### WHAT NEEDS TO BE DONE
What you return should match the entries below exactly, only without the images.

--- START ---

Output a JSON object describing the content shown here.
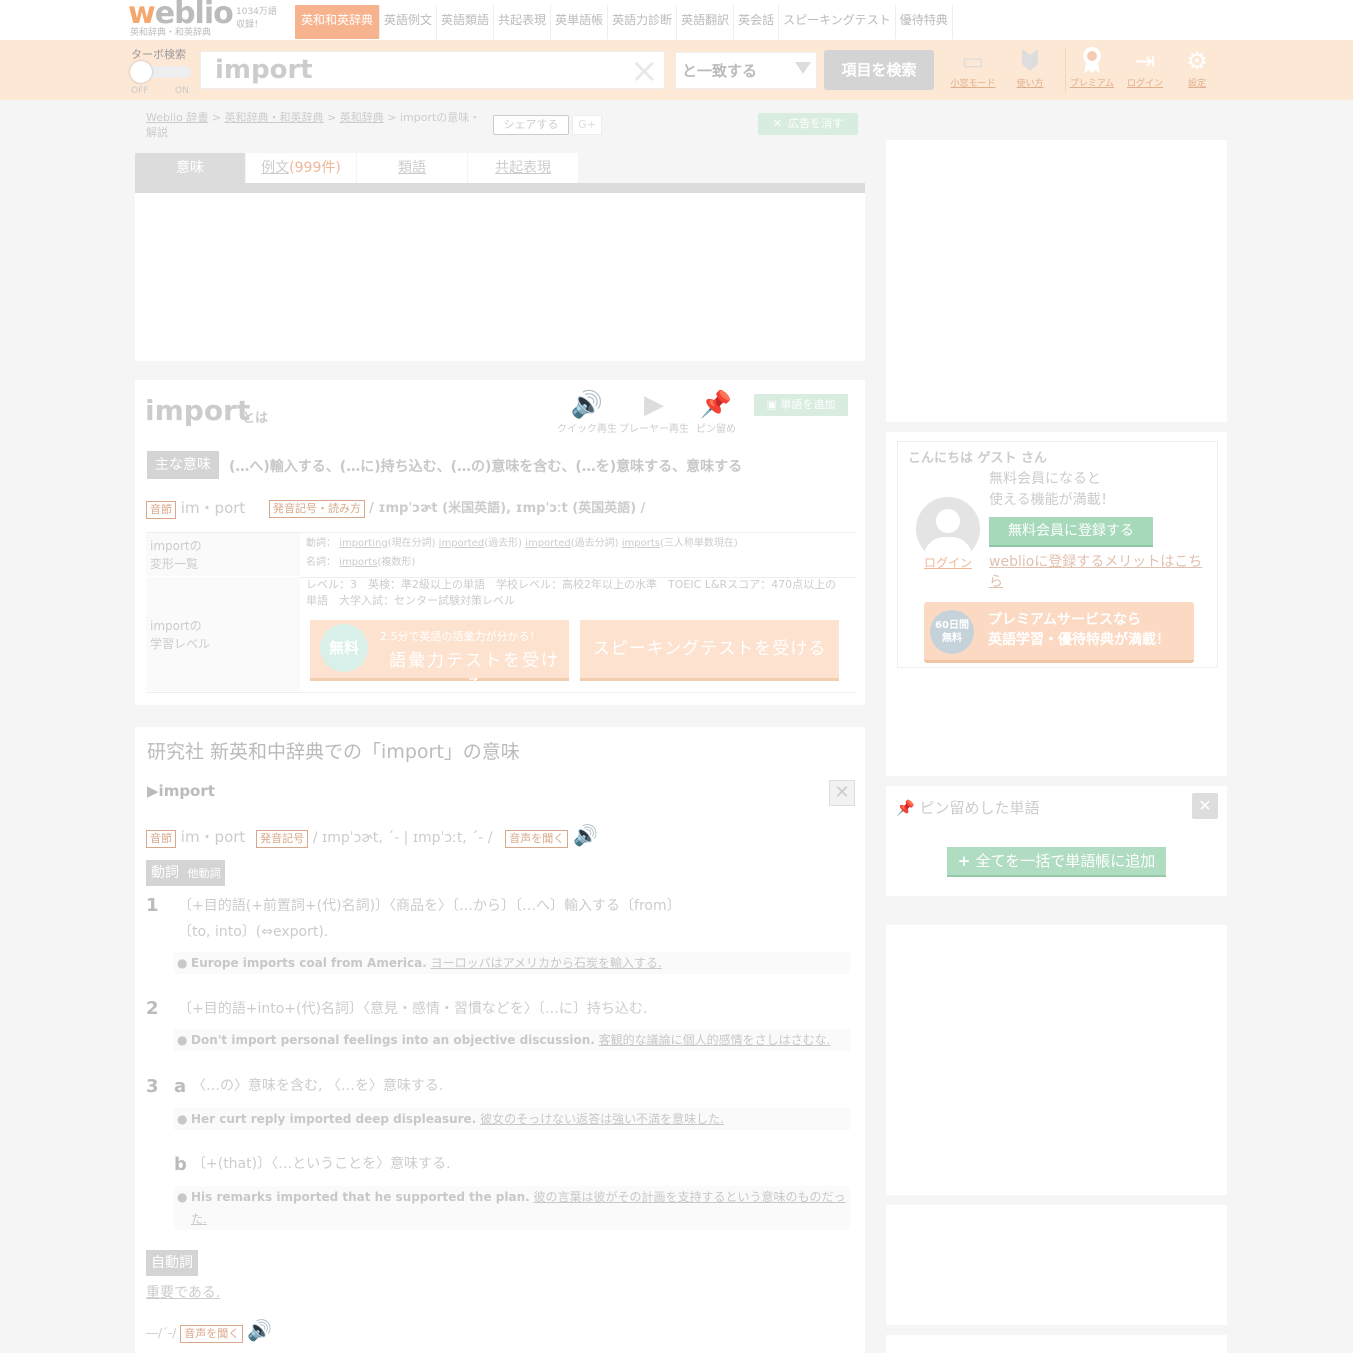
{
  "header": {
    "logo": "weblio",
    "logo_sub": "英和辞典・和英辞典",
    "word_count_line1": "1034万語",
    "word_count_line2": "収録！",
    "nav_tabs": [
      "英和和英辞典",
      "英語例文",
      "英語類語",
      "共起表現",
      "英単語帳",
      "英語力診断",
      "英語翻訳",
      "英会話",
      "スピーキングテスト",
      "優待特典"
    ]
  },
  "search": {
    "turbo_label": "ターボ検索",
    "turbo_off": "OFF",
    "turbo_on": "ON",
    "query": "import",
    "clear_icon": "×",
    "match_mode": "と一致する",
    "button": "項目を検索",
    "tools": [
      {
        "icon": "screen-icon",
        "label": "小窓モード"
      },
      {
        "icon": "beginner-icon",
        "label": "使い方"
      },
      {
        "icon": "medal-icon",
        "label": "プレミアム"
      },
      {
        "icon": "login-icon",
        "label": "ログイン"
      },
      {
        "icon": "gear-icon",
        "label": "設定"
      }
    ]
  },
  "breadcrumb": {
    "items": [
      "Weblio 辞書",
      "英和辞典・和英辞典",
      "英和辞典"
    ],
    "sep": " > ",
    "current": "importの意味・解説"
  },
  "share_label": "シェアする",
  "gplus_label": "G+",
  "hide_ads_label": "広告を消す",
  "tabs": {
    "meaning": "意味",
    "examples": "例文",
    "examples_count": "(999件)",
    "synonyms": "類語",
    "collocations": "共起表現"
  },
  "word": {
    "title": "import",
    "toha": "とは",
    "quick_play": "クイック再生",
    "player_play": "プレーヤー再生",
    "pin": "ピン留め",
    "add_to_wordbook": "単語を追加",
    "main_meaning_label": "主な意味",
    "main_meaning": "(…へ)輸入する、(…に)持ち込む、(…の)意味を含む、(…を)意味する、意味する",
    "syllable_label": "音節",
    "syllable": "im・port",
    "pron_label": "発音記号・読み方",
    "pron": "/ ɪmpˈɔɚt (米国英語), ɪmpˈɔːt (英国英語) /"
  },
  "conjugation": {
    "label_line1": "importの",
    "label_line2": "変形一覧",
    "verb_label": "動詞：",
    "verb_forms": [
      {
        "form": "importing",
        "desc": "(現在分詞)"
      },
      {
        "form": "imported",
        "desc": "(過去形)"
      },
      {
        "form": "imported",
        "desc": "(過去分詞)"
      },
      {
        "form": "imports",
        "desc": "(三人称単数現在)"
      }
    ],
    "noun_label": "名詞：",
    "noun_forms": [
      {
        "form": "imports",
        "desc": "(複数形)"
      }
    ]
  },
  "level": {
    "label_line1": "importの",
    "label_line2": "学習レベル",
    "info_line1": "レベル：3　英検：準2級以上の単語　学校レベル：高校2年以上の水準　TOEIC L&Rスコア：470点以上の",
    "info_line2": "単語　大学入試：センター試験対策レベル",
    "free_badge": "無料",
    "vocab_test_small": "2.5分で英語の語彙力が分かる！",
    "vocab_test_main": "語彙力テストを受ける",
    "speaking_test": "スピーキングテストを受ける"
  },
  "dictionary": {
    "title": "研究社 新英和中辞典での「import」の意味",
    "entry_head": "import",
    "syllable_label": "音節",
    "syllable": "im・port",
    "pron_label": "発音記号",
    "pron": "/ ɪmpˈɔɚt, ´- | ɪmpˈɔːt, ´- /",
    "listen_label": "音声を聞く",
    "pos_verb": "動詞",
    "pos_verb_sub": "他動詞",
    "senses": [
      {
        "num": "1",
        "line1": "〔+目的語(+前置詞+(代)名詞)〕〈商品を〉〔…から〕〔…へ〕輸入する〔from〕",
        "line2": "〔to, into〕(⇔export).",
        "example_en": "Europe imports coal from America.",
        "example_ja": "ヨーロッパはアメリカから石炭を輸入する."
      },
      {
        "num": "2",
        "line1": "〔+目的語+into+(代)名詞〕〈意見・感情・習慣などを〉〔…に〕持ち込む.",
        "example_en": "Don't import personal feelings into an objective discussion.",
        "example_ja": "客観的な議論に個人的感情をさしはさむな."
      },
      {
        "num": "3",
        "sub": "a",
        "line1": "〈…の〉意味を含む, 〈…を〉意味する.",
        "example_en": "Her curt reply imported deep displeasure.",
        "example_ja": "彼女のそっけない返答は強い不満を意味した."
      },
      {
        "sub": "b",
        "line1": "〔+(that)〕〈…ということを〉意味する.",
        "example_en": "His remarks imported that he supported the plan.",
        "example_ja_line1": "彼の言葉は彼がその計画を支持するという意味のものだっ",
        "example_ja_line2": "た."
      }
    ],
    "pos_intransitive": "自動詞",
    "intransitive_meaning": "重要である.",
    "intr_pron": "―/´-/",
    "intr_listen": "音声を聞く"
  },
  "sidebar": {
    "greeting": "こんにちは ゲスト さん",
    "member_line1": "無料会員になると",
    "member_line2": "使える機能が満載！",
    "login": "ログイン",
    "register": "無料会員に登録する",
    "merit": "weblioに登録するメリットはこちら",
    "premium_badge_line1": "60日間",
    "premium_badge_line2": "無料",
    "premium_line1": "プレミアムサービスなら",
    "premium_line2": "英語学習・優待特典が満載！",
    "pinned_title": "ピン留めした単語",
    "add_all": "全てを一括で単語帳に追加"
  },
  "colors": {
    "brand_orange": "#f7b38d",
    "search_bg": "#fde7d5",
    "green_button": "#a6d9b9",
    "gray_badge": "#d4d4d4"
  }
}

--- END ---

### ANSWER TO THIS TASK
Output a JSON object describing the content shown here.
{
  "header": {
    "logo": "weblio",
    "logo_sub": "英和辞典・和英辞典",
    "word_count_line1": "1034万語",
    "word_count_line2": "収録！",
    "nav_tabs": [
      "英和和英辞典",
      "英語例文",
      "英語類語",
      "共起表現",
      "英単語帳",
      "英語力診断",
      "英語翻訳",
      "英会話",
      "スピーキングテスト",
      "優待特典"
    ]
  },
  "search": {
    "turbo_label": "ターボ検索",
    "turbo_off": "OFF",
    "turbo_on": "ON",
    "query": "import",
    "clear_icon": "×",
    "match_mode": "と一致する",
    "button": "項目を検索",
    "tools": [
      {
        "icon": "screen-icon",
        "label": "小窓モード"
      },
      {
        "icon": "beginner-icon",
        "label": "使い方"
      },
      {
        "icon": "medal-icon",
        "label": "プレミアム"
      },
      {
        "icon": "login-icon",
        "label": "ログイン"
      },
      {
        "icon": "gear-icon",
        "label": "設定"
      }
    ]
  },
  "breadcrumb": {
    "items": [
      "Weblio 辞書",
      "英和辞典・和英辞典",
      "英和辞典"
    ],
    "sep": " > ",
    "current": "importの意味・解説"
  },
  "share_label": "シェアする",
  "gplus_label": "G+",
  "hide_ads_label": "広告を消す",
  "tabs": {
    "meaning": "意味",
    "examples": "例文",
    "examples_count": "(999件)",
    "synonyms": "類語",
    "collocations": "共起表現"
  },
  "word": {
    "title": "import",
    "toha": "とは",
    "quick_play": "クイック再生",
    "player_play": "プレーヤー再生",
    "pin": "ピン留め",
    "add_to_wordbook": "単語を追加",
    "main_meaning_label": "主な意味",
    "main_meaning": "(…へ)輸入する、(…に)持ち込む、(…の)意味を含む、(…を)意味する、意味する",
    "syllable_label": "音節",
    "syllable": "im・port",
    "pron_label": "発音記号・読み方",
    "pron": "/ ɪmpˈɔɚt (米国英語), ɪmpˈɔːt (英国英語) /"
  },
  "conjugation": {
    "label_line1": "importの",
    "label_line2": "変形一覧",
    "verb_label": "動詞：",
    "verb_forms": [
      {
        "form": "importing",
        "desc": "(現在分詞)"
      },
      {
        "form": "imported",
        "desc": "(過去形)"
      },
      {
        "form": "imported",
        "desc": "(過去分詞)"
      },
      {
        "form": "imports",
        "desc": "(三人称単数現在)"
      }
    ],
    "noun_label": "名詞：",
    "noun_forms": [
      {
        "form": "imports",
        "desc": "(複数形)"
      }
    ]
  },
  "level": {
    "label_line1": "importの",
    "label_line2": "学習レベル",
    "info_line1": "レベル：3　英検：準2級以上の単語　学校レベル：高校2年以上の水準　TOEIC L&Rスコア：470点以上の",
    "info_line2": "単語　大学入試：センター試験対策レベル",
    "free_badge": "無料",
    "vocab_test_small": "2.5分で英語の語彙力が分かる！",
    "vocab_test_main": "語彙力テストを受ける",
    "speaking_test": "スピーキングテストを受ける"
  },
  "dictionary": {
    "title": "研究社 新英和中辞典での「import」の意味",
    "entry_head": "import",
    "syllable_label": "音節",
    "syllable": "im・port",
    "pron_label": "発音記号",
    "pron": "/ ɪmpˈɔɚt, ´- | ɪmpˈɔːt, ´- /",
    "listen_label": "音声を聞く",
    "pos_verb": "動詞",
    "pos_verb_sub": "他動詞",
    "senses": [
      {
        "num": "1",
        "line1": "〔+目的語(+前置詞+(代)名詞)〕〈商品を〉〔…から〕〔…へ〕輸入する〔from〕",
        "line2": "〔to, into〕(⇔export).",
        "example_en": "Europe imports coal from America.",
        "example_ja": "ヨーロッパはアメリカから石炭を輸入する."
      },
      {
        "num": "2",
        "line1": "〔+目的語+into+(代)名詞〕〈意見・感情・習慣などを〉〔…に〕持ち込む.",
        "example_en": "Don't import personal feelings into an objective discussion.",
        "example_ja": "客観的な議論に個人的感情をさしはさむな."
      },
      {
        "num": "3",
        "sub": "a",
        "line1": "〈…の〉意味を含む, 〈…を〉意味する.",
        "example_en": "Her curt reply imported deep displeasure.",
        "example_ja": "彼女のそっけない返答は強い不満を意味した."
      },
      {
        "sub": "b",
        "line1": "〔+(that)〕〈…ということを〉意味する.",
        "example_en": "His remarks imported that he supported the plan.",
        "example_ja_line1": "彼の言葉は彼がその計画を支持するという意味のものだっ",
        "example_ja_line2": "た."
      }
    ],
    "pos_intransitive": "自動詞",
    "intransitive_meaning": "重要である.",
    "intr_pron": "―/´-/",
    "intr_listen": "音声を聞く"
  },
  "sidebar": {
    "greeting": "こんにちは ゲスト さん",
    "member_line1": "無料会員になると",
    "member_line2": "使える機能が満載！",
    "login": "ログイン",
    "register": "無料会員に登録する",
    "merit": "weblioに登録するメリットはこちら",
    "premium_badge_line1": "60日間",
    "premium_badge_line2": "無料",
    "premium_line1": "プレミアムサービスなら",
    "premium_line2": "英語学習・優待特典が満載！",
    "pinned_title": "ピン留めした単語",
    "add_all": "全てを一括で単語帳に追加"
  },
  "colors": {
    "brand_orange": "#f7b38d",
    "search_bg": "#fde7d5",
    "green_button": "#a6d9b9",
    "gray_badge": "#d4d4d4"
  }
}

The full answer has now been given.